Exercise instructions
Read the entries below and pull out each line with the string "from".

┏━━

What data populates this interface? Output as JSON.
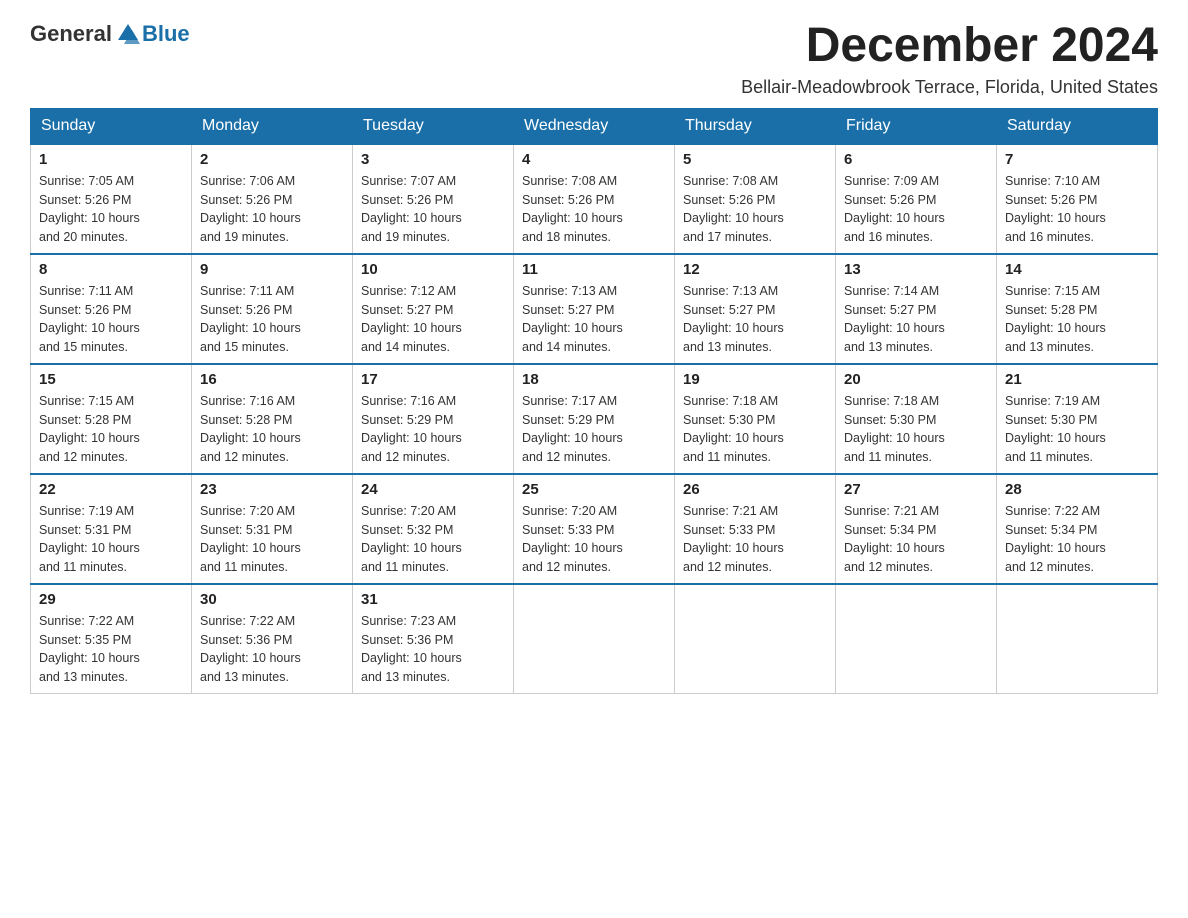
{
  "logo": {
    "general": "General",
    "blue": "Blue"
  },
  "title": "December 2024",
  "subtitle": "Bellair-Meadowbrook Terrace, Florida, United States",
  "days_of_week": [
    "Sunday",
    "Monday",
    "Tuesday",
    "Wednesday",
    "Thursday",
    "Friday",
    "Saturday"
  ],
  "weeks": [
    [
      {
        "day": "1",
        "sunrise": "7:05 AM",
        "sunset": "5:26 PM",
        "daylight": "10 hours and 20 minutes."
      },
      {
        "day": "2",
        "sunrise": "7:06 AM",
        "sunset": "5:26 PM",
        "daylight": "10 hours and 19 minutes."
      },
      {
        "day": "3",
        "sunrise": "7:07 AM",
        "sunset": "5:26 PM",
        "daylight": "10 hours and 19 minutes."
      },
      {
        "day": "4",
        "sunrise": "7:08 AM",
        "sunset": "5:26 PM",
        "daylight": "10 hours and 18 minutes."
      },
      {
        "day": "5",
        "sunrise": "7:08 AM",
        "sunset": "5:26 PM",
        "daylight": "10 hours and 17 minutes."
      },
      {
        "day": "6",
        "sunrise": "7:09 AM",
        "sunset": "5:26 PM",
        "daylight": "10 hours and 16 minutes."
      },
      {
        "day": "7",
        "sunrise": "7:10 AM",
        "sunset": "5:26 PM",
        "daylight": "10 hours and 16 minutes."
      }
    ],
    [
      {
        "day": "8",
        "sunrise": "7:11 AM",
        "sunset": "5:26 PM",
        "daylight": "10 hours and 15 minutes."
      },
      {
        "day": "9",
        "sunrise": "7:11 AM",
        "sunset": "5:26 PM",
        "daylight": "10 hours and 15 minutes."
      },
      {
        "day": "10",
        "sunrise": "7:12 AM",
        "sunset": "5:27 PM",
        "daylight": "10 hours and 14 minutes."
      },
      {
        "day": "11",
        "sunrise": "7:13 AM",
        "sunset": "5:27 PM",
        "daylight": "10 hours and 14 minutes."
      },
      {
        "day": "12",
        "sunrise": "7:13 AM",
        "sunset": "5:27 PM",
        "daylight": "10 hours and 13 minutes."
      },
      {
        "day": "13",
        "sunrise": "7:14 AM",
        "sunset": "5:27 PM",
        "daylight": "10 hours and 13 minutes."
      },
      {
        "day": "14",
        "sunrise": "7:15 AM",
        "sunset": "5:28 PM",
        "daylight": "10 hours and 13 minutes."
      }
    ],
    [
      {
        "day": "15",
        "sunrise": "7:15 AM",
        "sunset": "5:28 PM",
        "daylight": "10 hours and 12 minutes."
      },
      {
        "day": "16",
        "sunrise": "7:16 AM",
        "sunset": "5:28 PM",
        "daylight": "10 hours and 12 minutes."
      },
      {
        "day": "17",
        "sunrise": "7:16 AM",
        "sunset": "5:29 PM",
        "daylight": "10 hours and 12 minutes."
      },
      {
        "day": "18",
        "sunrise": "7:17 AM",
        "sunset": "5:29 PM",
        "daylight": "10 hours and 12 minutes."
      },
      {
        "day": "19",
        "sunrise": "7:18 AM",
        "sunset": "5:30 PM",
        "daylight": "10 hours and 11 minutes."
      },
      {
        "day": "20",
        "sunrise": "7:18 AM",
        "sunset": "5:30 PM",
        "daylight": "10 hours and 11 minutes."
      },
      {
        "day": "21",
        "sunrise": "7:19 AM",
        "sunset": "5:30 PM",
        "daylight": "10 hours and 11 minutes."
      }
    ],
    [
      {
        "day": "22",
        "sunrise": "7:19 AM",
        "sunset": "5:31 PM",
        "daylight": "10 hours and 11 minutes."
      },
      {
        "day": "23",
        "sunrise": "7:20 AM",
        "sunset": "5:31 PM",
        "daylight": "10 hours and 11 minutes."
      },
      {
        "day": "24",
        "sunrise": "7:20 AM",
        "sunset": "5:32 PM",
        "daylight": "10 hours and 11 minutes."
      },
      {
        "day": "25",
        "sunrise": "7:20 AM",
        "sunset": "5:33 PM",
        "daylight": "10 hours and 12 minutes."
      },
      {
        "day": "26",
        "sunrise": "7:21 AM",
        "sunset": "5:33 PM",
        "daylight": "10 hours and 12 minutes."
      },
      {
        "day": "27",
        "sunrise": "7:21 AM",
        "sunset": "5:34 PM",
        "daylight": "10 hours and 12 minutes."
      },
      {
        "day": "28",
        "sunrise": "7:22 AM",
        "sunset": "5:34 PM",
        "daylight": "10 hours and 12 minutes."
      }
    ],
    [
      {
        "day": "29",
        "sunrise": "7:22 AM",
        "sunset": "5:35 PM",
        "daylight": "10 hours and 13 minutes."
      },
      {
        "day": "30",
        "sunrise": "7:22 AM",
        "sunset": "5:36 PM",
        "daylight": "10 hours and 13 minutes."
      },
      {
        "day": "31",
        "sunrise": "7:23 AM",
        "sunset": "5:36 PM",
        "daylight": "10 hours and 13 minutes."
      },
      null,
      null,
      null,
      null
    ]
  ],
  "labels": {
    "sunrise": "Sunrise:",
    "sunset": "Sunset:",
    "daylight": "Daylight:"
  }
}
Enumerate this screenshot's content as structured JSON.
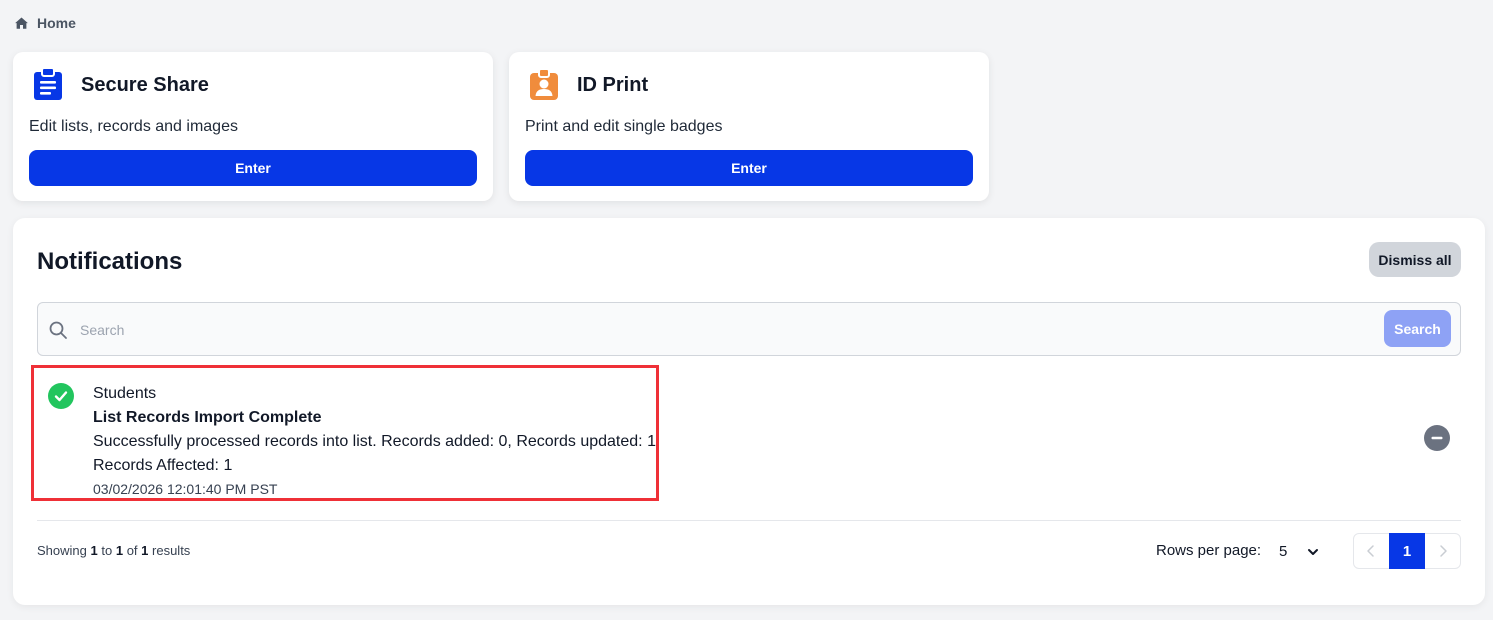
{
  "breadcrumb": {
    "icon": "home-icon",
    "label": "Home"
  },
  "apps": [
    {
      "icon": "clipboard-list-icon",
      "title": "Secure Share",
      "description": "Edit lists, records and images",
      "button_label": "Enter",
      "icon_color": "#0737e6"
    },
    {
      "icon": "id-badge-icon",
      "title": "ID Print",
      "description": "Print and edit single badges",
      "button_label": "Enter",
      "icon_color": "#f08c3c"
    }
  ],
  "notifications": {
    "title": "Notifications",
    "dismiss_all_label": "Dismiss all",
    "search": {
      "placeholder": "Search",
      "value": "",
      "button_label": "Search"
    },
    "items": [
      {
        "status": "success",
        "status_icon": "check-circle-icon",
        "list_name": "Students",
        "title": "List Records Import Complete",
        "message": "Successfully processed records into list. Records added: 0, Records updated: 1",
        "affected": "Records Affected: 1",
        "timestamp": "03/02/2026 12:01:40 PM PST"
      }
    ],
    "footer": {
      "showing_prefix": "Showing",
      "from": "1",
      "to_word": "to",
      "to": "1",
      "of_word": "of",
      "total": "1",
      "results_word": "results",
      "rows_per_page_label": "Rows per page:",
      "rows_per_page_value": "5",
      "current_page": "1"
    }
  },
  "colors": {
    "primary": "#0737e6",
    "success": "#22c55e",
    "highlight": "#ef3037"
  }
}
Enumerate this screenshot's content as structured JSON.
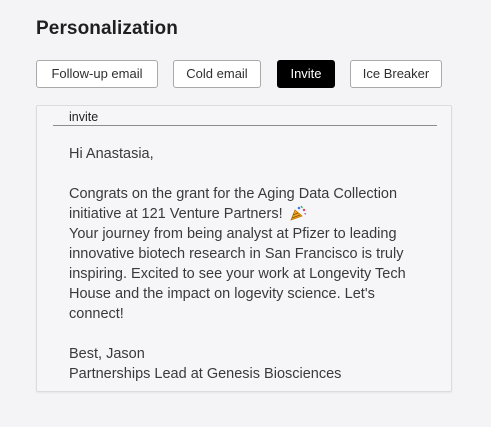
{
  "page": {
    "title": "Personalization"
  },
  "tabs": [
    {
      "label": "Follow-up email",
      "active": false
    },
    {
      "label": "Cold email",
      "active": false
    },
    {
      "label": "Invite",
      "active": true
    },
    {
      "label": "Ice Breaker",
      "active": false
    }
  ],
  "editor": {
    "tab_label": "invite",
    "greeting": "Hi Anastasia,",
    "body_main": "Congrats on the grant for the Aging Data Collection initiative at 121 Venture Partners! ",
    "body_emoji": "party-popper-icon",
    "body_rest": "\nYour journey from being analyst at Pfizer to leading innovative biotech research in San Francisco is truly inspiring. Excited to see your work at Longevity Tech House and the impact on logevity science. Let's connect!",
    "signoff": "Best, Jason",
    "signature": "Partnerships Lead at Genesis Biosciences"
  },
  "colors": {
    "active_tab_bg": "#000000",
    "active_tab_text": "#ffffff",
    "tab_border": "#a9a9a9",
    "page_bg": "#f4f4f6"
  }
}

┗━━

Reply
      "from": "1",
    "body_rest": "\nYour journey from being analyst at Pfizer to leading innovative biotech research in San Francisco is truly inspiring. Excited to see your work at Longevity Tech House and the impact on logevity science. Let's connect!",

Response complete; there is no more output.